- _What you are asked to do_: Down to the last character, repeat the entries beneath this task.

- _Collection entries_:

★ ★ ★ ★ ★

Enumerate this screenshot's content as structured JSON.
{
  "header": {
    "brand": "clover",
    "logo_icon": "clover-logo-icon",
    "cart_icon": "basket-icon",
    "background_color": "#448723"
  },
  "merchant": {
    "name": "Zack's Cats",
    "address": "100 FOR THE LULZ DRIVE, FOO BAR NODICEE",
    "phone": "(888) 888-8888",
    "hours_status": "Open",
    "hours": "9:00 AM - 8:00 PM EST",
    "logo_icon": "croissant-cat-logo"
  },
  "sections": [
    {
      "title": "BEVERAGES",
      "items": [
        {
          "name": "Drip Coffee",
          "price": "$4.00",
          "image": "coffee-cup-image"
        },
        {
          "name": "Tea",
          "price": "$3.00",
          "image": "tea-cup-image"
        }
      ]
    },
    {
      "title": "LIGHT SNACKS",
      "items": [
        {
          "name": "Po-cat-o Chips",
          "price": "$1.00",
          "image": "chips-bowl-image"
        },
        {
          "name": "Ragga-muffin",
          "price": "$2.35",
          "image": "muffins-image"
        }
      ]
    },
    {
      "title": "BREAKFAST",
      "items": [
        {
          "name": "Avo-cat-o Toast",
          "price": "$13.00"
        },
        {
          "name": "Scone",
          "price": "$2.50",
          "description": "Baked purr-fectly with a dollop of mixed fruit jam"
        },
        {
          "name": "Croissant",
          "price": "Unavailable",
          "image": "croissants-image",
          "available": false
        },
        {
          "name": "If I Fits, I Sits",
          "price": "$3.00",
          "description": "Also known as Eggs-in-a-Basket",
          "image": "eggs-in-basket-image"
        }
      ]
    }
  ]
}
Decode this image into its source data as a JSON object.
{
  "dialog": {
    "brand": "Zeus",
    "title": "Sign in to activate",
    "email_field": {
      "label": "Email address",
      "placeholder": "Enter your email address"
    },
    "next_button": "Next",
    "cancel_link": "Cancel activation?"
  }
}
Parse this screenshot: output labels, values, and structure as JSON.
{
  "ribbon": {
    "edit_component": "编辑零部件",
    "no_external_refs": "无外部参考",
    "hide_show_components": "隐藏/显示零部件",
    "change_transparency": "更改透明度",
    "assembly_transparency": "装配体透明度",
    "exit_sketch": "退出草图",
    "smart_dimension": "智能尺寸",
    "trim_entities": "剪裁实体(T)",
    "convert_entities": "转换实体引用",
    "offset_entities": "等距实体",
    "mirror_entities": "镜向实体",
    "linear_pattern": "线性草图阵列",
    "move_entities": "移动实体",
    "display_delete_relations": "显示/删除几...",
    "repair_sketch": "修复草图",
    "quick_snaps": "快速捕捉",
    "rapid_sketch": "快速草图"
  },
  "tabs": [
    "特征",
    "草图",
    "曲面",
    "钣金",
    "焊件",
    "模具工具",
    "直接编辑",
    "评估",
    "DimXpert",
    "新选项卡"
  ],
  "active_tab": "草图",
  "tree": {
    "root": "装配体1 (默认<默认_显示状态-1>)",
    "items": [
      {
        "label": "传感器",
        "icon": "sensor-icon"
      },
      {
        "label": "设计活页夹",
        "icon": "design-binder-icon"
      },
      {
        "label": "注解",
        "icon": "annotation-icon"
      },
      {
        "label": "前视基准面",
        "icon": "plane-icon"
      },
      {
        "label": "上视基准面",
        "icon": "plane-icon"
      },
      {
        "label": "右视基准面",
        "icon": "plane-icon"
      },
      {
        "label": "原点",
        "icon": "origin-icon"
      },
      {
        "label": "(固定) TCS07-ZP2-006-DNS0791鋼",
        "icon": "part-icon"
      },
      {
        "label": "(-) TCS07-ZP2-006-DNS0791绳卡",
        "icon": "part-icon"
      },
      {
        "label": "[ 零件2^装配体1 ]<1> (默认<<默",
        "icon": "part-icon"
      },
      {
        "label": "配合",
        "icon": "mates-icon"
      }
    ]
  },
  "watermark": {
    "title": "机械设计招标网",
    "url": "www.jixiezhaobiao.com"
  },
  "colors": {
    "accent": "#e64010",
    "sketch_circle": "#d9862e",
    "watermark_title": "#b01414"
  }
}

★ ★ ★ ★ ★

- _Response_:
Enumerate this screenshot's content as structured JSON.
{
  "header": {
    "brand": "clover",
    "logo_icon": "clover-logo-icon",
    "cart_icon": "basket-icon",
    "background_color": "#448723"
  },
  "merchant": {
    "name": "Zack's Cats",
    "address": "100 FOR THE LULZ DRIVE, FOO BAR NODICEE",
    "phone": "(888) 888-8888",
    "hours_status": "Open",
    "hours": "9:00 AM - 8:00 PM EST",
    "logo_icon": "croissant-cat-logo"
  },
  "sections": [
    {
      "title": "BEVERAGES",
      "items": [
        {
          "name": "Drip Coffee",
          "price": "$4.00",
          "image": "coffee-cup-image"
        },
        {
          "name": "Tea",
          "price": "$3.00",
          "image": "tea-cup-image"
        }
      ]
    },
    {
      "title": "LIGHT SNACKS",
      "items": [
        {
          "name": "Po-cat-o Chips",
          "price": "$1.00",
          "image": "chips-bowl-image"
        },
        {
          "name": "Ragga-muffin",
          "price": "$2.35",
          "image": "muffins-image"
        }
      ]
    },
    {
      "title": "BREAKFAST",
      "items": [
        {
          "name": "Avo-cat-o Toast",
          "price": "$13.00"
        },
        {
          "name": "Scone",
          "price": "$2.50",
          "description": "Baked purr-fectly with a dollop of mixed fruit jam"
        },
        {
          "name": "Croissant",
          "price": "Unavailable",
          "image": "croissants-image",
          "available": false
        },
        {
          "name": "If I Fits, I Sits",
          "price": "$3.00",
          "description": "Also known as Eggs-in-a-Basket",
          "image": "eggs-in-basket-image"
        }
      ]
    }
  ]
}
Decode this image into its source data as a JSON object.
{
  "dialog": {
    "brand": "Zeus",
    "title": "Sign in to activate",
    "email_field": {
      "label": "Email address",
      "placeholder": "Enter your email address"
    },
    "next_button": "Next",
    "cancel_link": "Cancel activation?"
  }
}
Parse this screenshot: output labels, values, and structure as JSON.
{
  "ribbon": {
    "edit_component": "编辑零部件",
    "no_external_refs": "无外部参考",
    "hide_show_components": "隐藏/显示零部件",
    "change_transparency": "更改透明度",
    "assembly_transparency": "装配体透明度",
    "exit_sketch": "退出草图",
    "smart_dimension": "智能尺寸",
    "trim_entities": "剪裁实体(T)",
    "convert_entities": "转换实体引用",
    "offset_entities": "等距实体",
    "mirror_entities": "镜向实体",
    "linear_pattern": "线性草图阵列",
    "move_entities": "移动实体",
    "display_delete_relations": "显示/删除几...",
    "repair_sketch": "修复草图",
    "quick_snaps": "快速捕捉",
    "rapid_sketch": "快速草图"
  },
  "tabs": [
    "特征",
    "草图",
    "曲面",
    "钣金",
    "焊件",
    "模具工具",
    "直接编辑",
    "评估",
    "DimXpert",
    "新选项卡"
  ],
  "active_tab": "草图",
  "tree": {
    "root": "装配体1 (默认<默认_显示状态-1>)",
    "items": [
      {
        "label": "传感器",
        "icon": "sensor-icon"
      },
      {
        "label": "设计活页夹",
        "icon": "design-binder-icon"
      },
      {
        "label": "注解",
        "icon": "annotation-icon"
      },
      {
        "label": "前视基准面",
        "icon": "plane-icon"
      },
      {
        "label": "上视基准面",
        "icon": "plane-icon"
      },
      {
        "label": "右视基准面",
        "icon": "plane-icon"
      },
      {
        "label": "原点",
        "icon": "origin-icon"
      },
      {
        "label": "(固定) TCS07-ZP2-006-DNS0791鋼",
        "icon": "part-icon"
      },
      {
        "label": "(-) TCS07-ZP2-006-DNS0791绳卡",
        "icon": "part-icon"
      },
      {
        "label": "[ 零件2^装配体1 ]<1> (默认<<默",
        "icon": "part-icon"
      },
      {
        "label": "配合",
        "icon": "mates-icon"
      }
    ]
  },
  "watermark": {
    "title": "机械设计招标网",
    "url": "www.jixiezhaobiao.com"
  },
  "colors": {
    "accent": "#e64010",
    "sketch_circle": "#d9862e",
    "watermark_title": "#b01414"
  }
}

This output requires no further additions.